News
Frances Ball 14 May 2019 11:47am

IFS launches review of inequality in UK

Nobel laureate Professor Sir Angus Deaton is to chair a major five-year investigation of inequality in the UK, which has been launched today by the Institute of Fiscal Studies (IFS)

According to the think tank, income inequality in the UK is high, and among major economies is beaten only by the US.

The review won’t look into the fact of inequality, as such – the IFS makes a point of noting that some inequalities are inevitable. Instead, Sir Angus will consider the possibility of a systemic bias toward inequality.

“When the rules of the game are rigged, or when great inequalities in income and wealth result in great inequalities in political power and economic opportunity, then they risk disrupting both our democracy and our prosperity,” the IFS said.

The review was initiated by the IFS, and is being funded by The Nuffield Foundation, a charitable trust for social wellbeing. Members of the panel include world-leading experts in sociology, demography, epidemiology, political science, philosophy and economics.

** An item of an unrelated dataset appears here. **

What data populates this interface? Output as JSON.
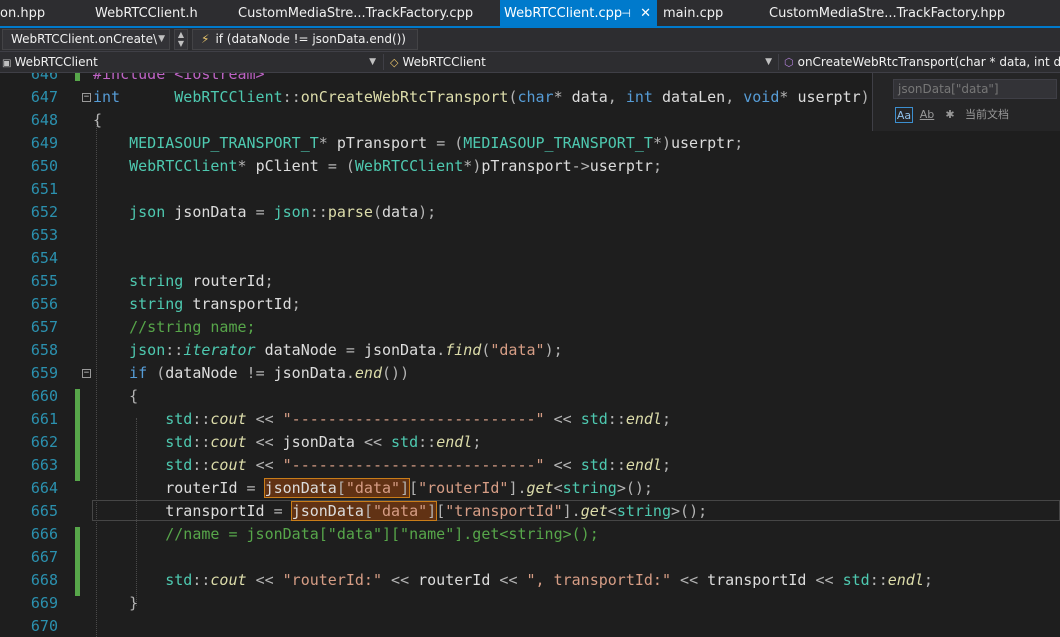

IFS researchers Xiaowei Xu and Robert Joyce set out some of the facts that motivated the review. They touch on income, wealth, health, social mobility and political participation, among other factors.

Average weekly earnings in London are 66% higher than those in the north east, for example. Men in affluent areas have a life expectancy almost 10 years longer than those in the most deprived, a gap that is widening.

Women’s employment has risen from 57% in 1975 to 78% in 2017. However, the employment gap is only significantly reduced for white women: Pakistani and Bangladeshi women are half as likely to work as men in the same ethnic group.

After decades of improvement, there has recently been a rise in middle-age mortality. Largely attributable to deaths from suicide, drug overdoses and alcohol-related liver disease, the trend is highly concentrated among lower-income people.

IFS director Paul Johnson said, “I can’t think of anything more important than understanding what drives the inequalities we see today and working out what we might do to influence them.

“Everything from early childhood education to the regulation of ‘big tech’, from the design of the benefit system to the effects of globalisation, from the role of men and women in the home to the design of corporate governance, matters for producing the outcomes we see. We will be examining them all,” he added.

The report will consider some of the potential causes behind current levels of inequality, from the hollowing of the jobs market, to the dramatic decline in union membership.

The review will consider the effects of globalisation, change in technology, and increased market power held by a few firms, among other factors.

Tim Gardam, chief executive of The Nuffield Foundation, said, “The multidimensional nature of inequality is among the most contentious issues of our times.

“It frames the increasingly vehement debate about the distribution of income and wealth and the relationships between this and other inequalities such as gender, ethnicity and disability,” he added. “It informs the growing anxiety over generational and geographical divisions and is fundamental to our understanding of concepts such as fairness, rights and identity.”

Gardam praised the panel’s dispassionate analysis of evidence, adding that the review “has the potential to refashion what we know about inequality and present viable policy options for securing a more emancipated and inclusive society.